Last week scientists at the U.S. Geological Survey's Hawaiian Volcano Observatory (HVO) began their annual ground deformation surveys at the summit of Mauna Loa Volcano. Comprehensive monitoring of ground deformation and earthquake activity (seismicity) provides the most reliable criteria for forecasting volcanic eruptions.

Changing seismicity and deformation patterns occur when molten rock (magma) rises from deep within the earth to the shallow holding reservoir beneath the summit of the volcano. Magma accumulating at shallow depths causes the ground surface to bulge outward (inflation) and eventually crack the reservoir. Inflation and the earthquakes associated with reservoir cracking are the most reliable precursors to eruption.
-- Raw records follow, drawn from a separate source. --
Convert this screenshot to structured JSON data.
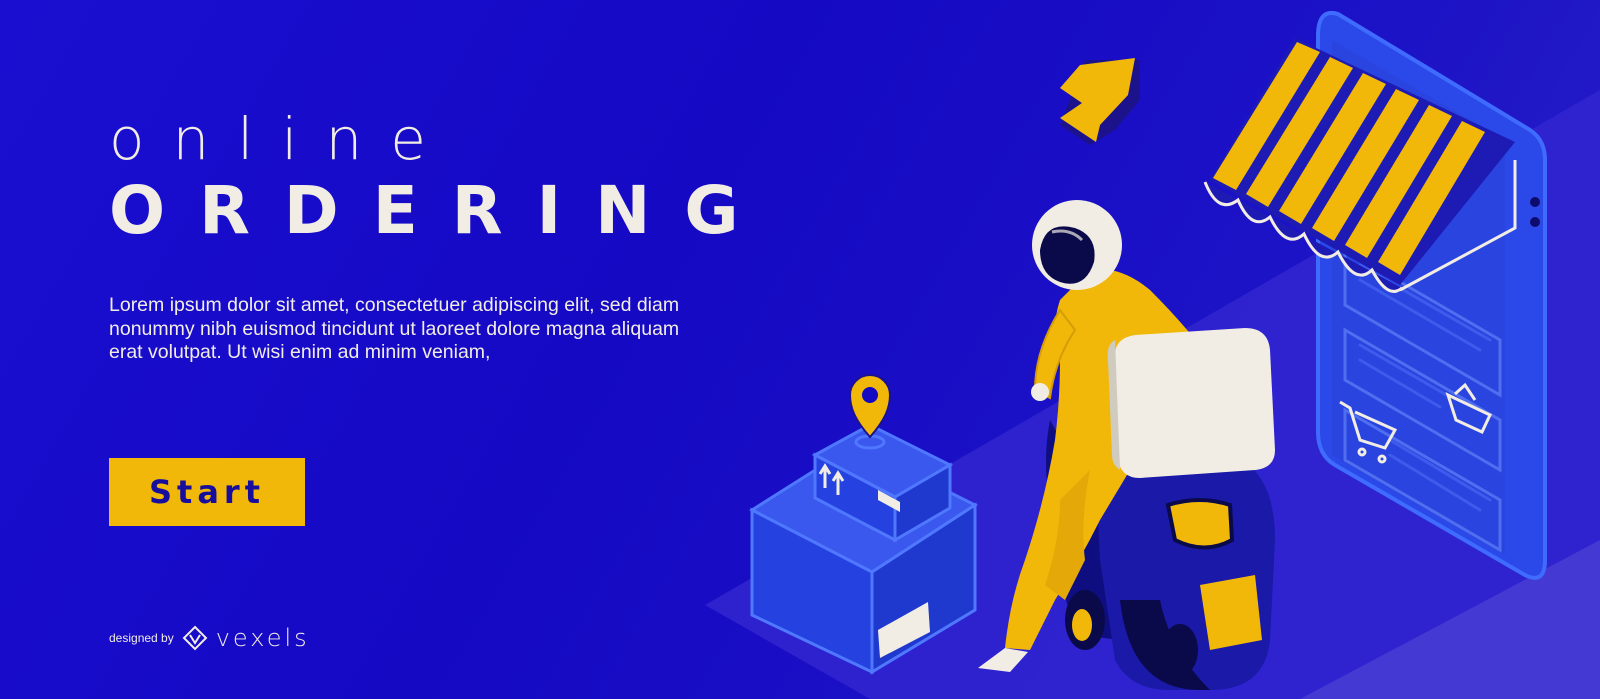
{
  "hero": {
    "title_small": "online",
    "title_big": "ORDERING",
    "body": "Lorem ipsum dolor sit amet, consectetuer adipiscing elit, sed diam nonummy nibh euismod tincidunt ut laoreet dolore magna aliquam erat volutpat. Ut wisi enim ad minim veniam,",
    "start_label": "Start"
  },
  "credit": {
    "prefix": "designed by",
    "brand": "vexels"
  },
  "illustration": {
    "icons": [
      "arrow-icon",
      "location-pin-icon",
      "delivery-rider-icon",
      "scooter-icon",
      "package-box-icon",
      "shop-phone-icon",
      "shopping-cart-icon",
      "shopping-basket-icon",
      "awning-icon"
    ],
    "colors": {
      "background": "#1509c4",
      "accent_yellow": "#f1b80a",
      "cream": "#f1ede4",
      "light_blue": "#3a57ee",
      "navy": "#0d0c6e"
    }
  }
}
In the last 150 years, Mauna Loa has erupted 33 times, with less than one year to as long as 25 years of quiet between eruptions. Only the 1975 and the 1984 eruptions occurred during the "modern" era of earthquake and deformation monitoring at the Hawaiian Volcano Observatory. Both eruptions were preceded by one to two years of increased earthquake activity. Ground deformation measurements indicated elevated rates of summit inflation a few months prior to each of the two eruptions.
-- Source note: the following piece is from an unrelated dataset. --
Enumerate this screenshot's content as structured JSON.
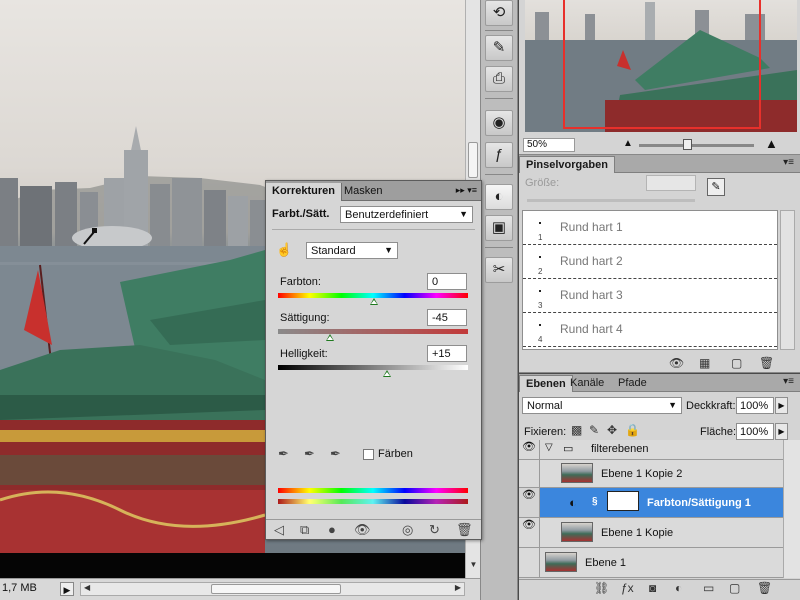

Since the eruption in 1984, HVO's yearly surveys have shown that Mauna Loa's summit is steadily inflating. The numbers of earthquakes, however, remain low. Given the precursory patterns prior to 1975 and 1984, HVO scientists believe that the next eruption is not imminent. They surmise that one to two years of heightened seismicity will herald its coming.

Eruptions are an inevitable part of Mauna Loa's future. The hazards associated with this majestic volcano can be anticipated, however, and the risks substantially diminished. Vigilant monitoring of the volcano's current behavior, carefully documenting its past behavior, and educating citizens and political and business leaders can go a long way to reduce loss and disruption.

Volcano Activity Update

The current eruption of Kīlauea volcano continued unabated last week, with flows entering the ocean at Kamokuna, Kamoamoa, and Lae`apuki. Sometime between the evening of the 28th and the morning of the 29th, a 900- by 300-foot section of the new lava delta at Kamokuna broke off and slid into the ocean. 

A magnitude-3.6 earthquake, which occurred on April 28th at 9:22 p.m., located 0.6 miles beneath the Hawaiian Ocean View Estates area, was the only felt earthquake last week.